The Minister made great play of being single-minded. Does he accept that that single-minded attitude about which he is boasting is the curse of British manufacturing industry? How can one expect inward investment when no assistance is given to our existing industries? I am referring to the machine tool industry, which is a key industry now suffering and struggling to keep seventh place in the world. There were further redundancies last week. I warn Ministers that if the machine tool industry goes under, it will act as a deterrent to inward investment because it will show that the Government are not committed to the principle of assistance.

Mr. Redwood

The Government have a clear industrial policy which has been set out by my right hon. Friend the Secretary of State. Low taxation is vital to that policy, as is the assistance given in some assisted areas by my hon. Friend the Minister responsible for regional selective assistance. Also vital is the support that we give to exports and trade abroad when British companies are involved. The hon. Gentleman should do his homework on those points. We have a single-minded policy for British industrial success, but the Opposition have a feebleminded policy which would achieve nothing for British industry.

Mr. Soames

Is my hon. Friend aware that my constituency is extremely attractive geographically for countries making inward investment in Britain and that it has prospered from such inward investment? Does my hon. Friend agree that more than ever it is important that an agreement is reached at Maastricht in which Britain takes a whole-hearted role in the European Community, because otherwise it will cease to be so attractive for inward investment?

Mr. Redwood
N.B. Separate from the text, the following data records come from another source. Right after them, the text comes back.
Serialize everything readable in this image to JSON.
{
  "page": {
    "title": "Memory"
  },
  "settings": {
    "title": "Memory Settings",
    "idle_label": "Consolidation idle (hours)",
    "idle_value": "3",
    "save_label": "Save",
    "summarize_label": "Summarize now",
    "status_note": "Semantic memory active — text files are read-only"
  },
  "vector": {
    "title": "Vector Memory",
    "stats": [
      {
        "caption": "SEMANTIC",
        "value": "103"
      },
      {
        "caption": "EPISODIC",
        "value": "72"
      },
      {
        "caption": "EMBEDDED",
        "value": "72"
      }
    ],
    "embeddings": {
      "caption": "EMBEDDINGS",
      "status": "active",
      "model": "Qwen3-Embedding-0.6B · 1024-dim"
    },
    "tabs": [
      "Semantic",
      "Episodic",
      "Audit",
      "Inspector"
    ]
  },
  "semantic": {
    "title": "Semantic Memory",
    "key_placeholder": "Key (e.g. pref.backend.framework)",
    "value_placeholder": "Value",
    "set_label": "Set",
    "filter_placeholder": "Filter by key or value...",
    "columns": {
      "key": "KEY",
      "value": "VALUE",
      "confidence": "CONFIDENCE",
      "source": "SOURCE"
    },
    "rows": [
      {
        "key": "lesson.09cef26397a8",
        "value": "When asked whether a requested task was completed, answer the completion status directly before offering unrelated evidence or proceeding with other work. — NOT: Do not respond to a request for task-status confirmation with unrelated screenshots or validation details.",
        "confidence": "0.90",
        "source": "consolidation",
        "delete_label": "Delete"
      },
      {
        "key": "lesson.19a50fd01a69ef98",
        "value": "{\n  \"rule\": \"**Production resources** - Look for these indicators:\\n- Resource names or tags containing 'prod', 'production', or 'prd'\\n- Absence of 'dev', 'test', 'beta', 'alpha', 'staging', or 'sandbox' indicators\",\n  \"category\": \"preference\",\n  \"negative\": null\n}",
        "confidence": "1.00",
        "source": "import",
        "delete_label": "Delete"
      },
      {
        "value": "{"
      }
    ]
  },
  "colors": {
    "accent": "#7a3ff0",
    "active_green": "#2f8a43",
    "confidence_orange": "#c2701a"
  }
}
We all hope that there will be a good agreement at Maastricht. We want an agreement that promotes business and does not impose burdens or barriers upon the business community. That is what the Government are fighting for, among other things, in those important discussions. The success of our policy is evident in Crawley, which is well served by my hon. Friend. It is also evident in the overall figures, which show that we have attracted almost 40 per cent. of the total American and Japanese investment into the European Community. Those are astonishingly good figures which show the attraction of Britain as a location for investment.